* **Interface dataset entries**:
------------------------------------------------------------
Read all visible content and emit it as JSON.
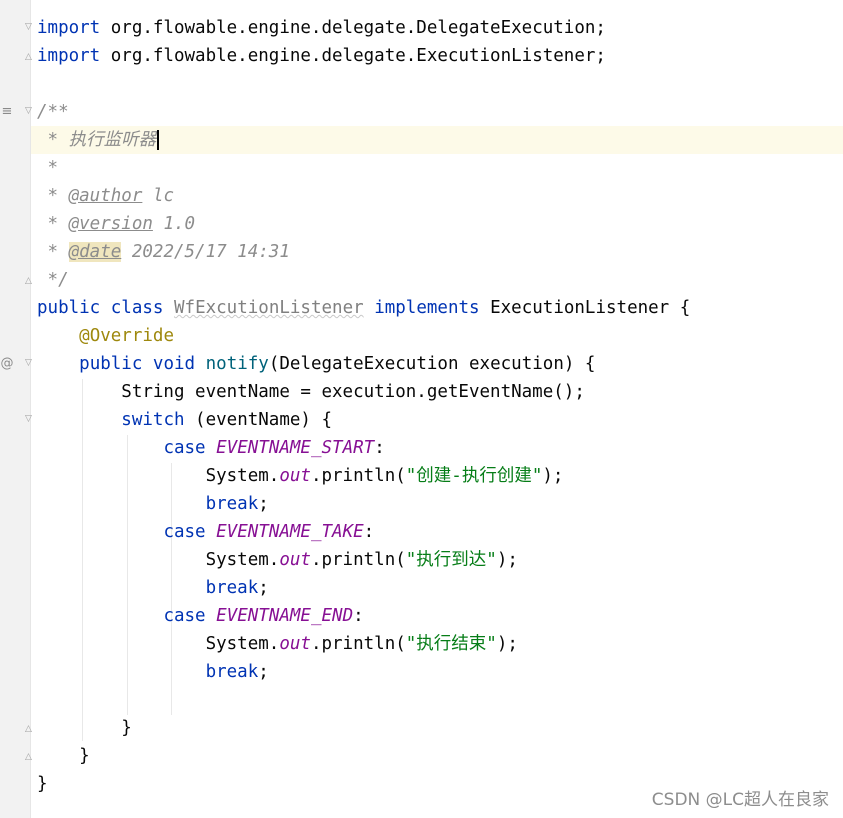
{
  "lines": [
    {
      "t": [
        "import",
        " org.flowable.engine.delegate.DelegateExecution;"
      ]
    },
    {
      "t": [
        "import",
        " org.flowable.engine.delegate.ExecutionListener;"
      ]
    },
    {
      "t": []
    },
    {
      "t": [
        "/**"
      ]
    },
    {
      "t": [
        " * 执行监听器"
      ]
    },
    {
      "t": [
        " *"
      ]
    },
    {
      "t": [
        " * ",
        "@author",
        " lc"
      ]
    },
    {
      "t": [
        " * ",
        "@version",
        " 1.0"
      ]
    },
    {
      "t": [
        " * ",
        "@date",
        " 2022/5/17 14:31"
      ]
    },
    {
      "t": [
        " */"
      ]
    },
    {
      "t": [
        "public",
        " ",
        "class",
        " ",
        "WfExcutionListener",
        " ",
        "implements",
        " ExecutionListener {"
      ]
    },
    {
      "t": [
        "    ",
        "@Override"
      ]
    },
    {
      "t": [
        "    ",
        "public",
        " ",
        "void",
        " ",
        "notify",
        "(DelegateExecution execution) {"
      ]
    },
    {
      "t": [
        "        String eventName = execution.getEventName();"
      ]
    },
    {
      "t": [
        "        ",
        "switch",
        " (eventName) {"
      ]
    },
    {
      "t": [
        "            ",
        "case",
        " ",
        "EVENTNAME_START",
        ":"
      ]
    },
    {
      "t": [
        "                System.",
        "out",
        ".println(",
        "\"创建-执行创建\"",
        ");"
      ]
    },
    {
      "t": [
        "                ",
        "break",
        ";"
      ]
    },
    {
      "t": [
        "            ",
        "case",
        " ",
        "EVENTNAME_TAKE",
        ":"
      ]
    },
    {
      "t": [
        "                System.",
        "out",
        ".println(",
        "\"执行到达\"",
        ");"
      ]
    },
    {
      "t": [
        "                ",
        "break",
        ";"
      ]
    },
    {
      "t": [
        "            ",
        "case",
        " ",
        "EVENTNAME_END",
        ":"
      ]
    },
    {
      "t": [
        "                System.",
        "out",
        ".println(",
        "\"执行结束\"",
        ");"
      ]
    },
    {
      "t": [
        "                ",
        "break",
        ";"
      ]
    },
    {
      "t": []
    },
    {
      "t": [
        "        }"
      ]
    },
    {
      "t": [
        "    }"
      ]
    },
    {
      "t": [
        "}"
      ]
    }
  ],
  "gutter": {
    "doc_mark": "≡",
    "override_mark": "@"
  },
  "watermark": "CSDN @LC超人在良家",
  "colors": {
    "keyword": "#0033b3",
    "comment": "#8c8c8c",
    "annotation": "#9e880d",
    "method": "#00627a",
    "constant": "#871094",
    "string": "#067d17",
    "current_line": "#fdfae8"
  }
}
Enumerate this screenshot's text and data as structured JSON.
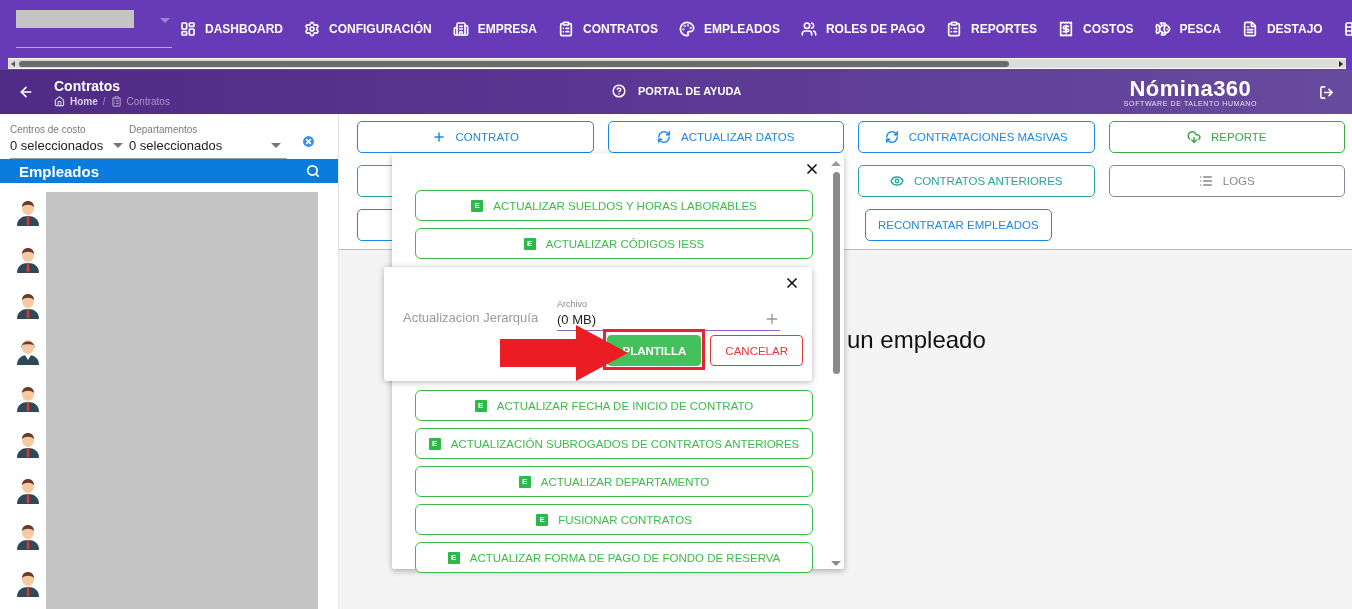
{
  "top_nav": {
    "items": [
      {
        "label": "DASHBOARD"
      },
      {
        "label": "CONFIGURACIÓN"
      },
      {
        "label": "EMPRESA"
      },
      {
        "label": "CONTRATOS"
      },
      {
        "label": "EMPLEADOS"
      },
      {
        "label": "ROLES DE PAGO"
      },
      {
        "label": "REPORTES"
      },
      {
        "label": "COSTOS"
      },
      {
        "label": "PESCA"
      },
      {
        "label": "DESTAJO"
      }
    ]
  },
  "page_header": {
    "title": "Contratos",
    "breadcrumb_separator": "/",
    "breadcrumb": [
      {
        "label": "Home",
        "selected": false
      },
      {
        "label": "Contratos",
        "selected": true
      }
    ],
    "help_link": "PORTAL DE AYUDA",
    "logo": {
      "name": "Nómina360",
      "tagline": "SOFTWARE DE TALENTO HUMANO"
    }
  },
  "filters": [
    {
      "label": "Centros de costo",
      "value": "0 seleccionados"
    },
    {
      "label": "Departamentos",
      "value": "0 seleccionados"
    }
  ],
  "employees_panel": {
    "title": "Empleados",
    "employees": [
      {
        "kind": "male"
      },
      {
        "kind": "male"
      },
      {
        "kind": "male"
      },
      {
        "kind": "female"
      },
      {
        "kind": "male"
      },
      {
        "kind": "male"
      },
      {
        "kind": "male"
      },
      {
        "kind": "male"
      },
      {
        "kind": "male"
      }
    ]
  },
  "toolbar": [
    {
      "label": "CONTRATO",
      "color": "#1e88e5"
    },
    {
      "label": "ACTUALIZAR DATOS",
      "color": "#1e88e5"
    },
    {
      "label": "CONTRATACIONES MASIVAS",
      "color": "#1e88e5"
    },
    {
      "label": "REPORTE",
      "color": "#3aa84a"
    },
    {
      "color": "#26a69a"
    },
    {
      "label": "CONTRATOS ANTERIORES",
      "color": "#26a69a"
    },
    {
      "label": "LOGS",
      "color": "#8a8690"
    },
    {
      "color": "#1e88e5"
    },
    {
      "label": "RECONTRATAR EMPLEADOS",
      "color": "#1e88e5"
    }
  ],
  "message": "un empleado",
  "bulk_dialog": {
    "items_before": [
      {
        "badge": "E",
        "label": "ACTUALIZAR SUELDOS Y HORAS LABORABLES"
      },
      {
        "badge": "E",
        "label": "ACTUALIZAR CÓDIGOS IESS"
      }
    ],
    "items_after": [
      {
        "badge": "E",
        "label": "ACTUALIZAR FECHA DE INICIO DE CONTRATO"
      },
      {
        "badge": "E",
        "label": "ACTUALIZACIÓN SUBROGADOS DE CONTRATOS ANTERIORES"
      },
      {
        "badge": "E",
        "label": "ACTUALIZAR DEPARTAMENTO"
      },
      {
        "badge": "E",
        "label": "FUSIONAR CONTRATOS"
      },
      {
        "badge": "E",
        "label": "ACTUALIZAR FORMA DE PAGO DE FONDO DE RESERVA"
      }
    ]
  },
  "upload_dialog": {
    "title": "Actualizacion Jerarquía",
    "file_field": {
      "label": "Archivo",
      "value": "(0 MB)"
    },
    "buttons": [
      {
        "label": "PLANTILLA",
        "kind": "primary",
        "highlighted": true
      },
      {
        "label": "CANCELAR",
        "kind": "cancel",
        "highlighted": false
      }
    ]
  }
}
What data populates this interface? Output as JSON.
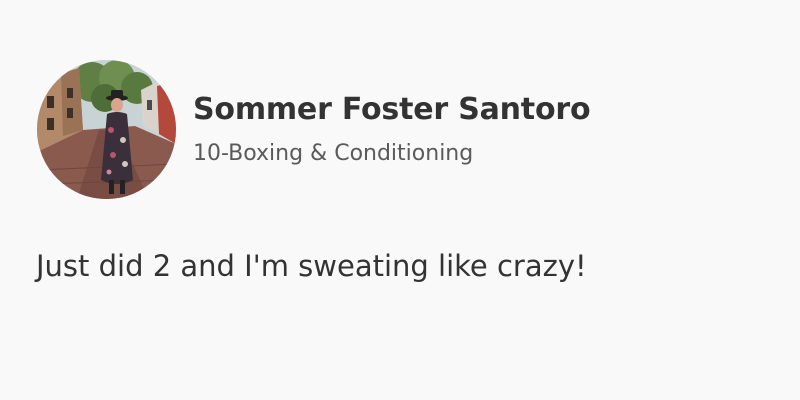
{
  "post": {
    "author": {
      "name": "Sommer Foster Santoro",
      "class_name": "10-Boxing & Conditioning",
      "avatar_icon": "profile-photo"
    },
    "message": "Just did 2 and I'm sweating like crazy!"
  },
  "colors": {
    "background": "#f9f9fa",
    "primary_text": "#333333",
    "secondary_text": "#5a5a5a"
  }
}
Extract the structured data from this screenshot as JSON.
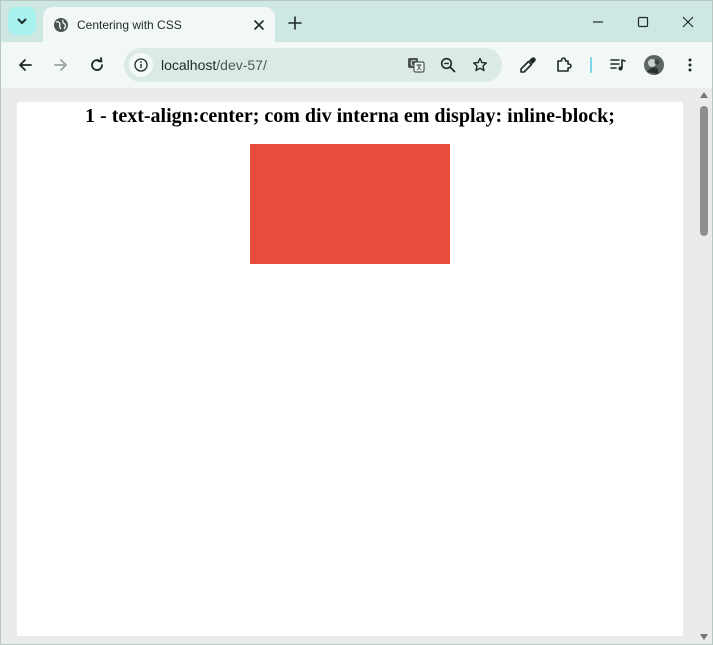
{
  "browser": {
    "tab": {
      "title": "Centering with CSS"
    },
    "address": {
      "host": "localhost",
      "path": "/dev-57/"
    },
    "colors": {
      "frame": "#cde8e2",
      "toolbar": "#f1f8f6",
      "omnibox": "#dbeae6"
    }
  },
  "page": {
    "heading": "1 - text-align:center; com div interna em display: inline-block;",
    "box_color": "#e74c3c"
  },
  "icons": {
    "tab_search": "chevron-down-icon",
    "favicon": "globe-icon",
    "tab_close": "close-icon",
    "new_tab": "plus-icon",
    "minimize": "minimize-icon",
    "maximize": "maximize-icon",
    "window_close": "close-icon",
    "back": "arrow-left-icon",
    "forward": "arrow-right-icon",
    "reload": "reload-icon",
    "site_info": "info-icon",
    "translate": "translate-icon",
    "zoom": "zoom-out-icon",
    "bookmark": "star-icon",
    "eyedropper": "eyedropper-icon",
    "extensions": "puzzle-icon",
    "media": "media-control-icon",
    "profile": "avatar-icon",
    "menu": "kebab-menu-icon"
  }
}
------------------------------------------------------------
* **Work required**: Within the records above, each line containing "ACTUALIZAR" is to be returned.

* **Written answer**:
      "label": "ACTUALIZAR DATOS",
        "label": "ACTUALIZAR SUELDOS Y HORAS LABORABLES"
        "label": "ACTUALIZAR CÓDIGOS IESS"
        "label": "ACTUALIZAR FECHA DE INICIO DE CONTRATO"
        "label": "ACTUALIZAR DEPARTAMENTO"
        "label": "ACTUALIZAR FORMA DE PAGO DE FONDO DE RESERVA"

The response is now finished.